[Data shown Boundary: Start]
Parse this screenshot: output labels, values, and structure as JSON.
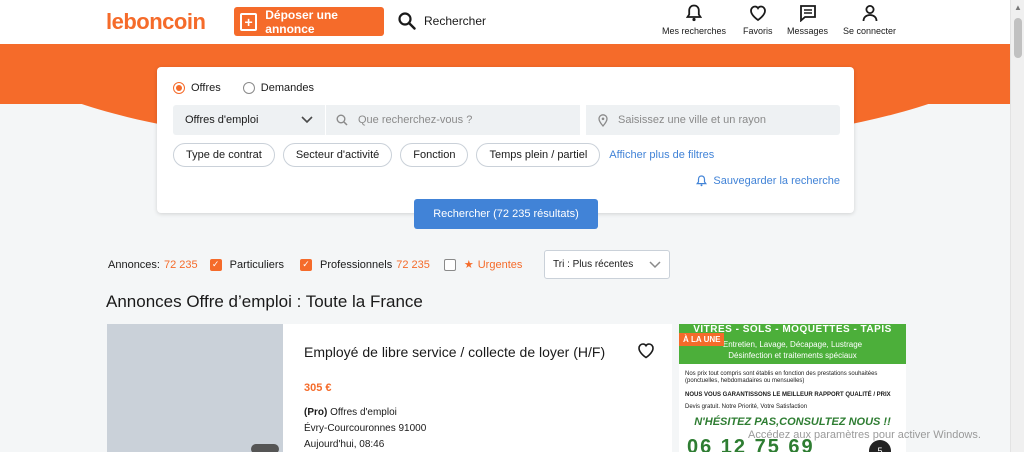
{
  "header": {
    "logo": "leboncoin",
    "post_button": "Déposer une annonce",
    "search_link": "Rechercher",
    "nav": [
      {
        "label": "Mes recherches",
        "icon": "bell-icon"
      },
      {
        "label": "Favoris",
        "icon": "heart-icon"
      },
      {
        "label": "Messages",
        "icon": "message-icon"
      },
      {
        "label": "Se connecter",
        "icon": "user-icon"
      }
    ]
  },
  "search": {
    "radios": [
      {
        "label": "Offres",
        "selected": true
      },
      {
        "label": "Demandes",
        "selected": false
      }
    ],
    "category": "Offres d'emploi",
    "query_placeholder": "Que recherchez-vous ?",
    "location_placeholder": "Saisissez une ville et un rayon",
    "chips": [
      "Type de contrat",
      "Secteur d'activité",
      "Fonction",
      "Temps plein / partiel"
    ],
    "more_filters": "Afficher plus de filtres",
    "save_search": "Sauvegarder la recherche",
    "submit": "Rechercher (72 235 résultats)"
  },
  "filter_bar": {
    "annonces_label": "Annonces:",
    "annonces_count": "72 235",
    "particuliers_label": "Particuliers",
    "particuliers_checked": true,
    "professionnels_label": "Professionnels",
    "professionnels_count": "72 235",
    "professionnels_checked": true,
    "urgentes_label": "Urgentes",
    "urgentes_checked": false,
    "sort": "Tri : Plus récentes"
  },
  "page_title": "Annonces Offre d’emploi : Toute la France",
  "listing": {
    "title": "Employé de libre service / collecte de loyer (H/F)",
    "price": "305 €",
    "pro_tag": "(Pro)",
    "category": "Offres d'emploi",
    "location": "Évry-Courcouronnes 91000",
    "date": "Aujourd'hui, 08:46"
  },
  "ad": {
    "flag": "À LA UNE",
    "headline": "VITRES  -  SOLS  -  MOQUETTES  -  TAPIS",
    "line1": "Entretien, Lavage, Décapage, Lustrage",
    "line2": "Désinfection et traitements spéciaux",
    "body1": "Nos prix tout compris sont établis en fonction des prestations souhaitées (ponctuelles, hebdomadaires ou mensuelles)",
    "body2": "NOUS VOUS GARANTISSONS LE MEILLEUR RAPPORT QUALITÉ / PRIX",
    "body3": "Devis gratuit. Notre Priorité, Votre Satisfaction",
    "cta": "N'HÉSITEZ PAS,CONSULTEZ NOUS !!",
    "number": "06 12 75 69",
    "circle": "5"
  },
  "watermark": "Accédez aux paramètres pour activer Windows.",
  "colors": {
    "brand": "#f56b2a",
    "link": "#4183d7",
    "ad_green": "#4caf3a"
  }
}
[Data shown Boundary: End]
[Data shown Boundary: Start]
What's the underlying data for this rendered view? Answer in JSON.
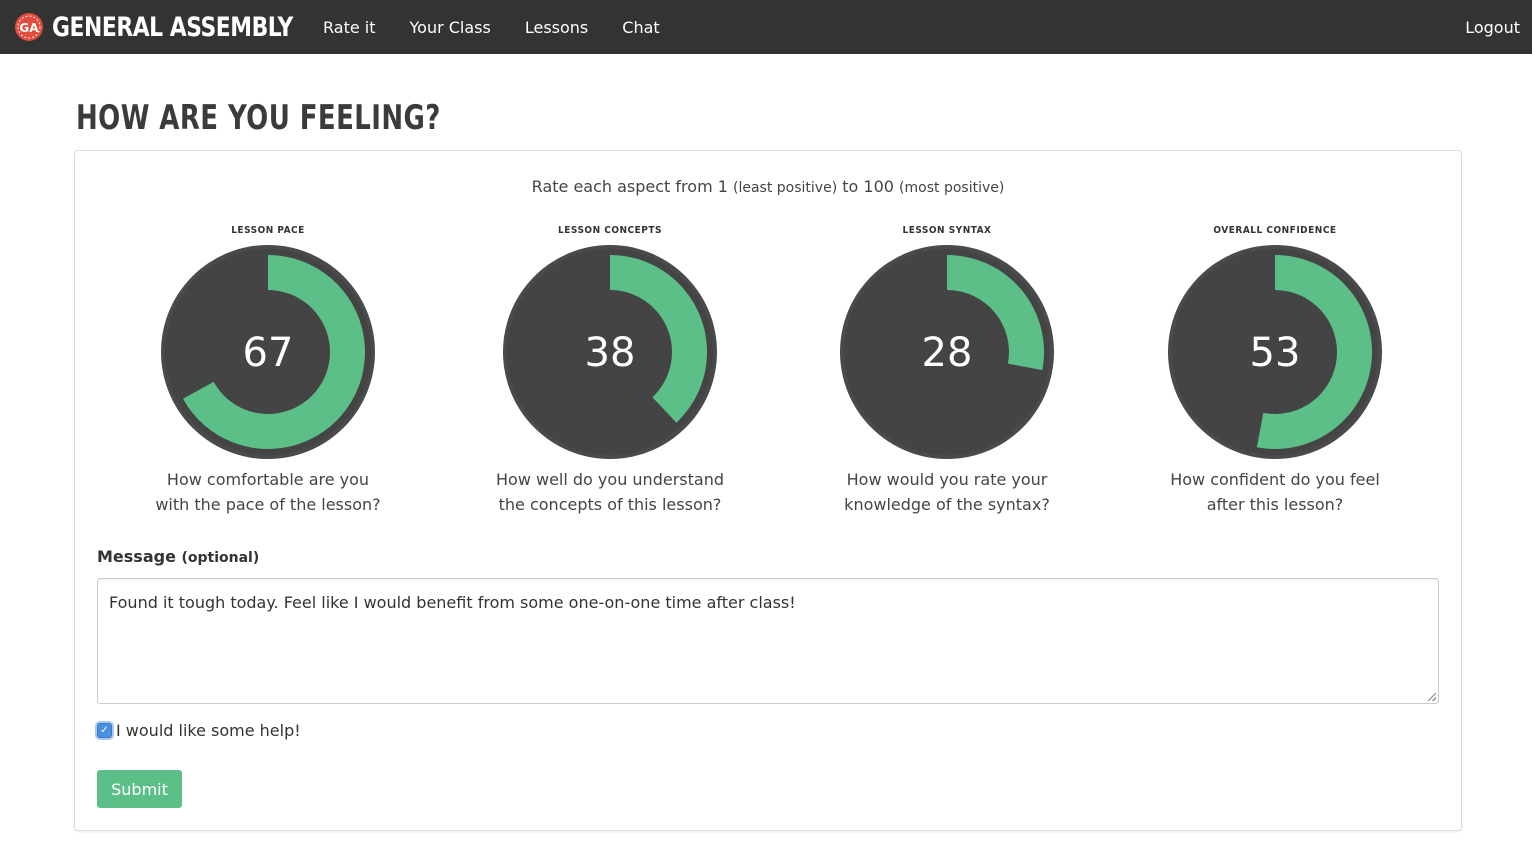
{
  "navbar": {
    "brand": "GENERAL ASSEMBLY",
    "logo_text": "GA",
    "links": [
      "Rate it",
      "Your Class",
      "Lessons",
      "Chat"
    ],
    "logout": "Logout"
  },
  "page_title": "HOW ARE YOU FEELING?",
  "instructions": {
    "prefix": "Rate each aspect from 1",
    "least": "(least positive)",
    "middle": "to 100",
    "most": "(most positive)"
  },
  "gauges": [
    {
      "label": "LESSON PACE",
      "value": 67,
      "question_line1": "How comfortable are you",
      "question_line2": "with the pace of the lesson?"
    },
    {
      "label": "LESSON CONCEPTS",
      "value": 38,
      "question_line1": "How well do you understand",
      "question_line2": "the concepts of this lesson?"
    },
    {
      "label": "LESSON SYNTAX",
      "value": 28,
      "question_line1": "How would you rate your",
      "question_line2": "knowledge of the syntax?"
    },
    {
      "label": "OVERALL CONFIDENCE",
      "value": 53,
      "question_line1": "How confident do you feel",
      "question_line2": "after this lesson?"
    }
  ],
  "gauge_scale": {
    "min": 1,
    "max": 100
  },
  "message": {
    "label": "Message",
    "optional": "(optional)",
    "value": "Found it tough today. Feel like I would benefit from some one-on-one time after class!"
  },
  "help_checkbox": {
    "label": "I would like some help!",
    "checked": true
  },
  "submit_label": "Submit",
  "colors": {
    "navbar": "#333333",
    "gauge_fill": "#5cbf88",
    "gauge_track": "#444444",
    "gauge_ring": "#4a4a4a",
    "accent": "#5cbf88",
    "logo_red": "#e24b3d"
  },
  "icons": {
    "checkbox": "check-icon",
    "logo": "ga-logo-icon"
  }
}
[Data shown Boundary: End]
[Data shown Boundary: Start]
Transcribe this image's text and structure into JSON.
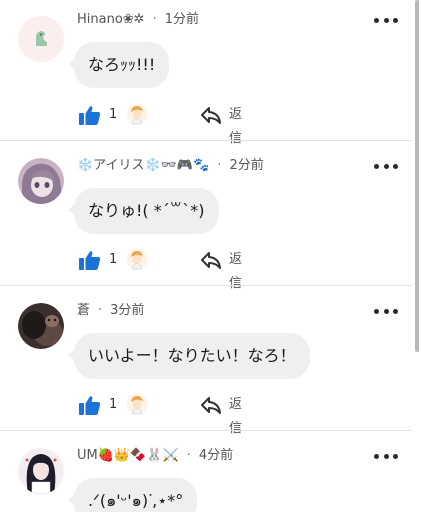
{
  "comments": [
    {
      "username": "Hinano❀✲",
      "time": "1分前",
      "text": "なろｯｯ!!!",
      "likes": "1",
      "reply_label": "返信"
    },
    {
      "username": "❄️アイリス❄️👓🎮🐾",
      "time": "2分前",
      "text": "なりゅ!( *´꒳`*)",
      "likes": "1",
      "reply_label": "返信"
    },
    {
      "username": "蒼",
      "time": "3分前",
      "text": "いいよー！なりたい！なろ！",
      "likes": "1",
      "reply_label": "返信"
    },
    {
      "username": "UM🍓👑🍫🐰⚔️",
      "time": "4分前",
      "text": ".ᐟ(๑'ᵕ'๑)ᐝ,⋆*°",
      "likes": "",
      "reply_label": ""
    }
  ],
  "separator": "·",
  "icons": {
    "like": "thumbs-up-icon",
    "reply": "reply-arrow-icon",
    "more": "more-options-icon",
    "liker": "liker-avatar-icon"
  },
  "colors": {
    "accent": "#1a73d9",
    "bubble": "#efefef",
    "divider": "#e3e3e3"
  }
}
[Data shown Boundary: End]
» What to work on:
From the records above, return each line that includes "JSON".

» Answer to this exercise:
Parse this screenshot: output labels, values, and structure as JSON.
What's the underlying data for this rendered view? Answer in JSON.
Transcribe this image's text and structure into JSON.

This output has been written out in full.